▸ **What you need to do**
Print the listing below exactly. Leave nothing out.

▸ **Given data**
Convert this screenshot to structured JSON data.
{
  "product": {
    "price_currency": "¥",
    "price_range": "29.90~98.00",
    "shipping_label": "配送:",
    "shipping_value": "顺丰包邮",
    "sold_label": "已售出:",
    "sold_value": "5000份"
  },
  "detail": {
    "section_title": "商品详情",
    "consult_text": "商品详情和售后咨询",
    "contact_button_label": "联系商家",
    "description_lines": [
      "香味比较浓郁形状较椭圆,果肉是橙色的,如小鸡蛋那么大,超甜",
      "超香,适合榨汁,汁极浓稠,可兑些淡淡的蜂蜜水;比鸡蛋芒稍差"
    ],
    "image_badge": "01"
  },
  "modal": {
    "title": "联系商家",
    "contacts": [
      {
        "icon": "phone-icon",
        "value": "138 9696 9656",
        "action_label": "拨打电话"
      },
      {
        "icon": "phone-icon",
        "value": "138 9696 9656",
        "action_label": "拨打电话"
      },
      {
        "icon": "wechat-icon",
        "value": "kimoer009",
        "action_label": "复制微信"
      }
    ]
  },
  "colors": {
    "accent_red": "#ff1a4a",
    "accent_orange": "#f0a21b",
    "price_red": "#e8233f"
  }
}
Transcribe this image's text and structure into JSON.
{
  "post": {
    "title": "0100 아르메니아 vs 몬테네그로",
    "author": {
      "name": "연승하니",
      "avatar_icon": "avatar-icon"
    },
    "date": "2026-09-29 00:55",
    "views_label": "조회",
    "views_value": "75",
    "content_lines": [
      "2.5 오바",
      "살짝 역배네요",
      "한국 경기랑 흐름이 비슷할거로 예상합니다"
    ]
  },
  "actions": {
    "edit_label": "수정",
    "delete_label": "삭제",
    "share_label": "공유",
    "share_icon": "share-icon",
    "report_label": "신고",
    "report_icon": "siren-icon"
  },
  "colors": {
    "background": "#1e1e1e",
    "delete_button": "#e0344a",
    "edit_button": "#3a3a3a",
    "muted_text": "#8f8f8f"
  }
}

▸ **Final answer**
Convert this screenshot to structured JSON data.
{
  "product": {
    "price_currency": "¥",
    "price_range": "29.90~98.00",
    "shipping_label": "配送:",
    "shipping_value": "顺丰包邮",
    "sold_label": "已售出:",
    "sold_value": "5000份"
  },
  "detail": {
    "section_title": "商品详情",
    "consult_text": "商品详情和售后咨询",
    "contact_button_label": "联系商家",
    "description_lines": [
      "香味比较浓郁形状较椭圆,果肉是橙色的,如小鸡蛋那么大,超甜",
      "超香,适合榨汁,汁极浓稠,可兑些淡淡的蜂蜜水;比鸡蛋芒稍差"
    ],
    "image_badge": "01"
  },
  "modal": {
    "title": "联系商家",
    "contacts": [
      {
        "icon": "phone-icon",
        "value": "138 9696 9656",
        "action_label": "拨打电话"
      },
      {
        "icon": "phone-icon",
        "value": "138 9696 9656",
        "action_label": "拨打电话"
      },
      {
        "icon": "wechat-icon",
        "value": "kimoer009",
        "action_label": "复制微信"
      }
    ]
  },
  "colors": {
    "accent_red": "#ff1a4a",
    "accent_orange": "#f0a21b",
    "price_red": "#e8233f"
  }
}
Transcribe this image's text and structure into JSON.
{
  "post": {
    "title": "0100 아르메니아 vs 몬테네그로",
    "author": {
      "name": "연승하니",
      "avatar_icon": "avatar-icon"
    },
    "date": "2026-09-29 00:55",
    "views_label": "조회",
    "views_value": "75",
    "content_lines": [
      "2.5 오바",
      "살짝 역배네요",
      "한국 경기랑 흐름이 비슷할거로 예상합니다"
    ]
  },
  "actions": {
    "edit_label": "수정",
    "delete_label": "삭제",
    "share_label": "공유",
    "share_icon": "share-icon",
    "report_label": "신고",
    "report_icon": "siren-icon"
  },
  "colors": {
    "background": "#1e1e1e",
    "delete_button": "#e0344a",
    "edit_button": "#3a3a3a",
    "muted_text": "#8f8f8f"
  }
}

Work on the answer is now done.